“There are also consequences on specific individuals that are members of extremist groups. So if you’re a member of a terrorist group like ISIS, for example, it’s a crime and that’s it,” he continued.
“If you're a member of an extremist group, it's not a crime - but there are a variety of other consequences, mostly administrative. In some cases, for example, you may be banned from holding a public position; if you're not a German citizen, then you might have your immigration permit removed.”
This week's decision to proscribe AfD's youth wing could impact members' chances of employment in public administration, and other public roles, and affect their ability to get a licence to carry weapons.
The Young Alternatives have recently complained about Germans allegedly being “right at the bottom of the hierarchy of victims in our society” and have consistently warned against what they call the destruction of “organically grown European peoples” due to the influx of migrants to the country.

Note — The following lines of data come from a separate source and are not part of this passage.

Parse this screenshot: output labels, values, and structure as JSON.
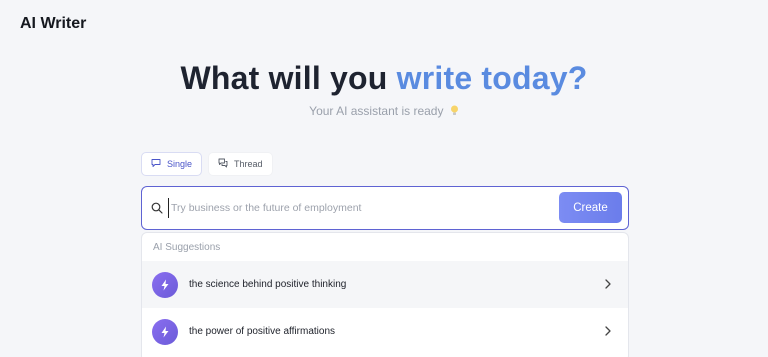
{
  "app": {
    "title": "AI Writer"
  },
  "hero": {
    "title_lead": "What will you",
    "title_accent": "write today?",
    "subtitle": "Your AI assistant is ready",
    "accent_color": "#5a8be0"
  },
  "tabs": [
    {
      "label": "Single",
      "icon": "message-icon",
      "active": true
    },
    {
      "label": "Thread",
      "icon": "messages-icon",
      "active": false
    }
  ],
  "search": {
    "placeholder": "Try business or the future of employment",
    "value": "",
    "button_label": "Create",
    "border_color": "#5f63d3"
  },
  "suggestions": {
    "header": "AI Suggestions",
    "items": [
      {
        "label": "the science behind positive thinking",
        "icon": "bolt-icon"
      },
      {
        "label": "the power of positive affirmations",
        "icon": "bolt-icon"
      }
    ]
  }
}
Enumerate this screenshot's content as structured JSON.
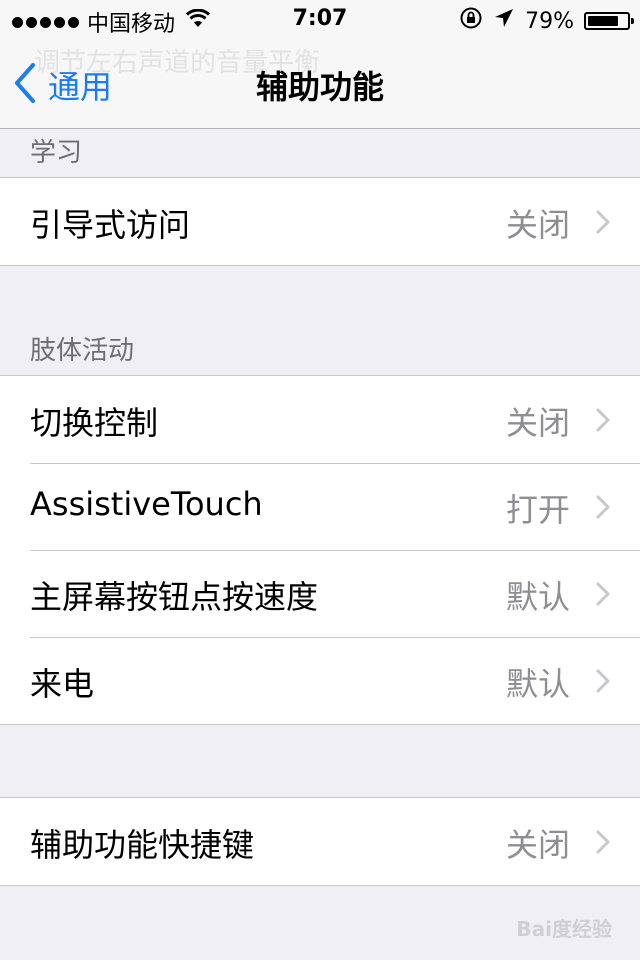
{
  "status_bar": {
    "carrier": "中国移动",
    "time": "7:07",
    "battery": "79%",
    "battery_level": 0.79
  },
  "nav": {
    "ghost_text": "调节左右声道的音量平衡",
    "back_label": "通用",
    "title": "辅助功能"
  },
  "sections": {
    "learning": {
      "header": "学习",
      "rows": [
        {
          "title": "引导式访问",
          "value": "关闭"
        }
      ]
    },
    "motor": {
      "header": "肢体活动",
      "rows": [
        {
          "title": "切换控制",
          "value": "关闭"
        },
        {
          "title": "AssistiveTouch",
          "value": "打开"
        },
        {
          "title": "主屏幕按钮点按速度",
          "value": "默认"
        },
        {
          "title": "来电",
          "value": "默认"
        }
      ]
    },
    "shortcut": {
      "rows": [
        {
          "title": "辅助功能快捷键",
          "value": "关闭"
        }
      ]
    }
  },
  "watermark": "Bai度经验",
  "colors": {
    "accent": "#1a7cf5",
    "background": "#efeff4",
    "secondary_text": "#8e8e93"
  },
  "icons": [
    "wifi-icon",
    "orientation-lock-icon",
    "location-arrow-icon",
    "battery-icon",
    "chevron-left-icon",
    "chevron-right-icon"
  ]
}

Why is the label important?
“Germany is probably the country in Europe that makes that qualification extremely specific, and that leads to very precise consequences,” Vidino said.

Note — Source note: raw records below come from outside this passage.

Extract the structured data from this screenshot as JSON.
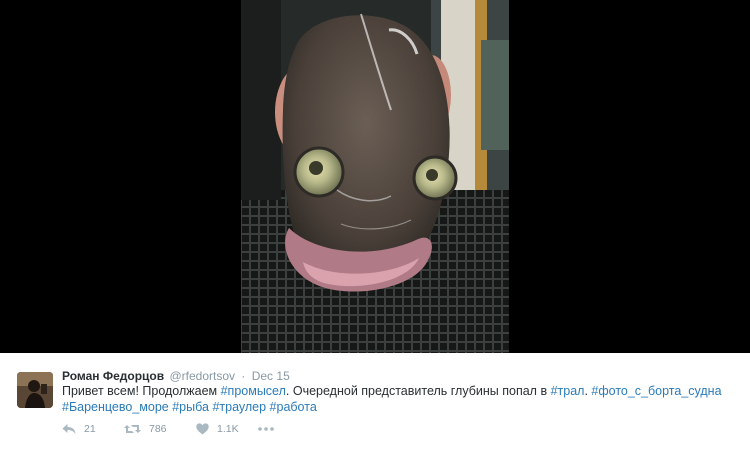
{
  "media": {
    "alt_icon": "fish-photo"
  },
  "tweet": {
    "fullname": "Роман Федорцов",
    "username": "@rfedortsov",
    "separator": "·",
    "time": "Dec 15",
    "text_lead": "Привет всем! Продолжаем ",
    "hashtag_1": "#промысел",
    "text_mid": ". Очередной представитель глубины попал в ",
    "hashtag_2": "#трал",
    "text_tail": ". ",
    "hashtag_3": "#фото_с_борта_судна",
    "hashtag_4": "#Баренцево_море",
    "hashtag_5": "#рыба",
    "hashtag_6": "#траулер",
    "hashtag_7": "#работа",
    "actions": {
      "reply_count": "21",
      "retweet_count": "786",
      "like_count": "1.1K",
      "more_icon": "more-dots-icon"
    }
  },
  "colors": {
    "link": "#2b7bb9",
    "text": "#292f33",
    "muted": "#8899a6",
    "icon": "#aab8c2"
  }
}
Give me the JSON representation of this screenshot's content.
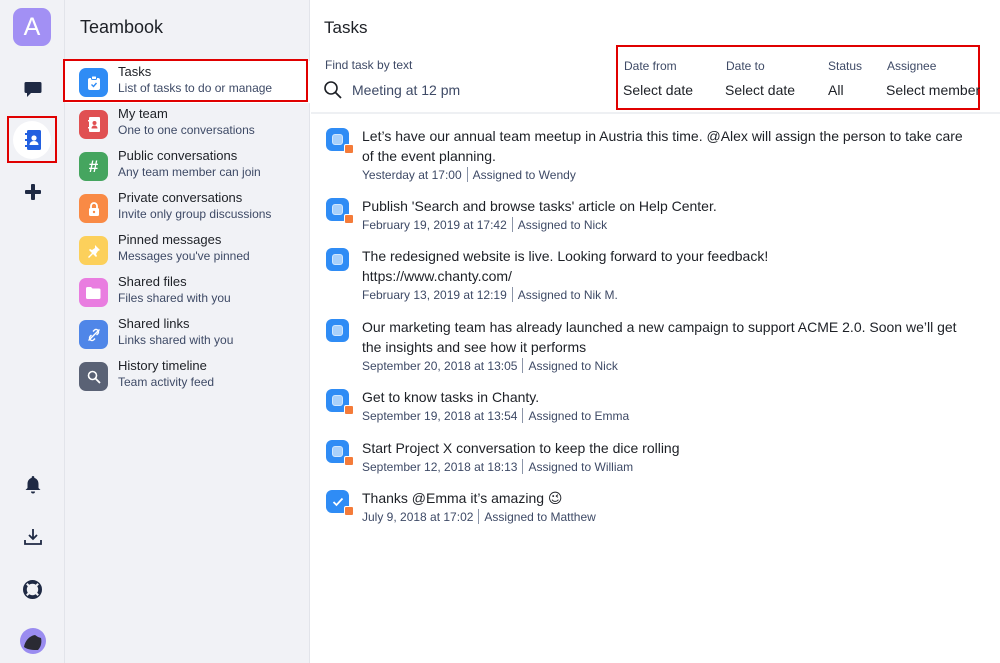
{
  "rail": {
    "workspace_initial": "A",
    "icons": [
      "chat-icon",
      "teambook-icon",
      "add-icon",
      "bell-icon",
      "download-icon",
      "help-icon",
      "avatar"
    ]
  },
  "sidebar": {
    "title": "Teambook",
    "items": [
      {
        "label": "Tasks",
        "subtitle": "List of tasks to do or manage",
        "color": "#2f8cf5",
        "icon": "clipboard-icon",
        "active": true
      },
      {
        "label": "My team",
        "subtitle": "One to one conversations",
        "color": "#e05052",
        "icon": "contacts-icon"
      },
      {
        "label": "Public conversations",
        "subtitle": "Any team member can join",
        "color": "#45a55f",
        "icon": "hash-icon"
      },
      {
        "label": "Private conversations",
        "subtitle": "Invite only group discussions",
        "color": "#f98a45",
        "icon": "lock-icon"
      },
      {
        "label": "Pinned messages",
        "subtitle": "Messages you've pinned",
        "color": "#fcd05b",
        "icon": "pin-icon"
      },
      {
        "label": "Shared files",
        "subtitle": "Files shared with you",
        "color": "#e97de0",
        "icon": "folder-icon"
      },
      {
        "label": "Shared links",
        "subtitle": "Links shared with you",
        "color": "#4f86e8",
        "icon": "link-icon"
      },
      {
        "label": "History timeline",
        "subtitle": "Team activity feed",
        "color": "#5a6275",
        "icon": "search-icon"
      }
    ]
  },
  "main": {
    "title": "Tasks",
    "search": {
      "label": "Find task by text",
      "value": "Meeting at 12 pm"
    },
    "filters": [
      {
        "label": "Date from",
        "value": "Select date"
      },
      {
        "label": "Date to",
        "value": "Select date"
      },
      {
        "label": "Status",
        "value": "All"
      },
      {
        "label": "Assignee",
        "value": "Select member"
      }
    ],
    "tasks": [
      {
        "text": "Let’s have our annual team meetup in Austria this time. @Alex will assign the person to take care of the event planning.",
        "date": "Yesterday at 17:00",
        "assigned": "Assigned to  Wendy",
        "private": true,
        "done": false
      },
      {
        "text": "Publish 'Search and browse tasks' article on Help Center.",
        "date": "February 19, 2019 at 17:42",
        "assigned": "Assigned to  Nick",
        "private": true,
        "done": false
      },
      {
        "text": "The redesigned website is live. Looking forward to your feedback! https://www.chanty.com/",
        "date": "February 13, 2019 at 12:19",
        "assigned": "Assigned to  Nik M.",
        "private": false,
        "done": false
      },
      {
        "text": "Our marketing team has already launched a new campaign to support ACME 2.0. Soon we’ll get the insights and see how it performs",
        "date": "September 20, 2018 at 13:05",
        "assigned": "Assigned to  Nick",
        "private": false,
        "done": false
      },
      {
        "text": "Get to know tasks in Chanty.",
        "date": "September 19, 2018 at 13:54",
        "assigned": "Assigned to  Emma",
        "private": true,
        "done": false
      },
      {
        "text": "Start Project X conversation to keep the dice rolling",
        "date": "September 12, 2018 at 18:13",
        "assigned": "Assigned to  William",
        "private": true,
        "done": false
      },
      {
        "text": "Thanks @Emma it’s amazing 😉",
        "date": "July 9, 2018 at 17:02",
        "assigned": "Assigned to  Matthew",
        "private": true,
        "done": true
      }
    ]
  }
}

“For example, in Italy, it would be very different. You can say that a group is an extremist one, but from a legal point of view, it doesn’t automatically have the legal consequences that come from this categorisation.”
Vidino said that the German system is very good at capturing a “grey area of groups’ which cannot be classified as terrorist organisations, but which still present a threat to a country’s democracy and which could easily turn violent.

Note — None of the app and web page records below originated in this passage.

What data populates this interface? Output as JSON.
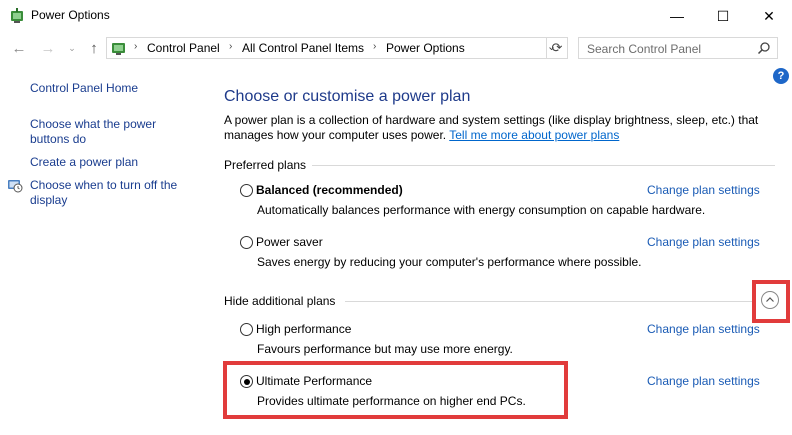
{
  "window": {
    "title": "Power Options",
    "controls": {
      "minimize": "—",
      "maximize": "☐",
      "close": "✕"
    }
  },
  "nav": {
    "back": "←",
    "forward": "→",
    "recent": "⌄",
    "up": "↑",
    "breadcrumbs": [
      "Control Panel",
      "All Control Panel Items",
      "Power Options"
    ],
    "separator": "›",
    "dropdown": "⌄",
    "refresh": "⟳",
    "search_placeholder": "Search Control Panel"
  },
  "help": {
    "label": "?"
  },
  "sidebar": {
    "items": [
      {
        "label": "Control Panel Home"
      },
      {
        "label": "Choose what the power buttons do"
      },
      {
        "label": "Create a power plan"
      },
      {
        "label": "Choose when to turn off the display",
        "icon": "monitor-clock-icon"
      }
    ]
  },
  "main": {
    "title": "Choose or customise a power plan",
    "intro_text": "A power plan is a collection of hardware and system settings (like display brightness, sleep, etc.) that manages how your computer uses power.",
    "intro_link": "Tell me more about power plans",
    "preferred_heading": "Preferred plans",
    "additional_heading": "Hide additional plans",
    "change_label": "Change plan settings",
    "plans": [
      {
        "name": "Balanced (recommended)",
        "desc": "Automatically balances performance with energy consumption on capable hardware.",
        "selected": false
      },
      {
        "name": "Power saver",
        "desc": "Saves energy by reducing your computer's performance where possible.",
        "selected": false
      },
      {
        "name": "High performance",
        "desc": "Favours performance but may use more energy.",
        "selected": false
      },
      {
        "name": "Ultimate Performance",
        "desc": "Provides ultimate performance on higher end PCs.",
        "selected": true
      }
    ]
  },
  "colors": {
    "link": "#1a5bb5",
    "title": "#1e3a8a",
    "highlight": "#e13b3b"
  }
}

“It's a perfect grey area of groups that would be incorrect to call terrorists, but at the same time there is no alternative to that label,” Vidino said.
“When the alternative is that you are a terrorist or nothing at all, that’s problematic. And this categorisation captures the grey area of groups that are not terrorist, that do not systematically employ violence, but that they are of course problematic.”
From a German point of view, AfD and its youth wing “espouse values that are against the German Constitution and can lead to further radicalisation and terrorism,” Vidino said.
“I think it's a very good way for a democratic society to deal with extremist groups but not systematically engage in violence.”
What can other countries learn from Germany?
Vidino makes the example of the US, which doesn’t identify extremist groups but only terrorist ones.
The Ku Klux Klan, despite its history of racism, discrimination and violence, is legally tolerated in the country because it’s not a terrorist organisation, with no consequences to its members.
National definitions and legal frameworks around terrorist and extremist groups vary significantly across Europe, but Vidino thinks that other countries have something to learn from Germany's approach to extremist groups.
“I find the German system to be very precise and capturing this grey area of which is more and more common to find examples within right-wing groups, but also with Islamist groups, left-wing groups, and a variety of other ideologies,” he said.
None of the other European countries, “at least the big ones,” have a specific way of dealing with such extremist groups, according to Vidino.
“While some countries might have the power to monitor extremist groups, they often lack the power to impose consequences on members of these groups,” he explained.
“You have this sort of dynamic in which the state finds it difficult to deal with extremist organisations if they are not designated as terrorists,” Vidino said.
“And to some degree - even if Germany is not perfect - I think Germany has somewhat taken care of this problem.”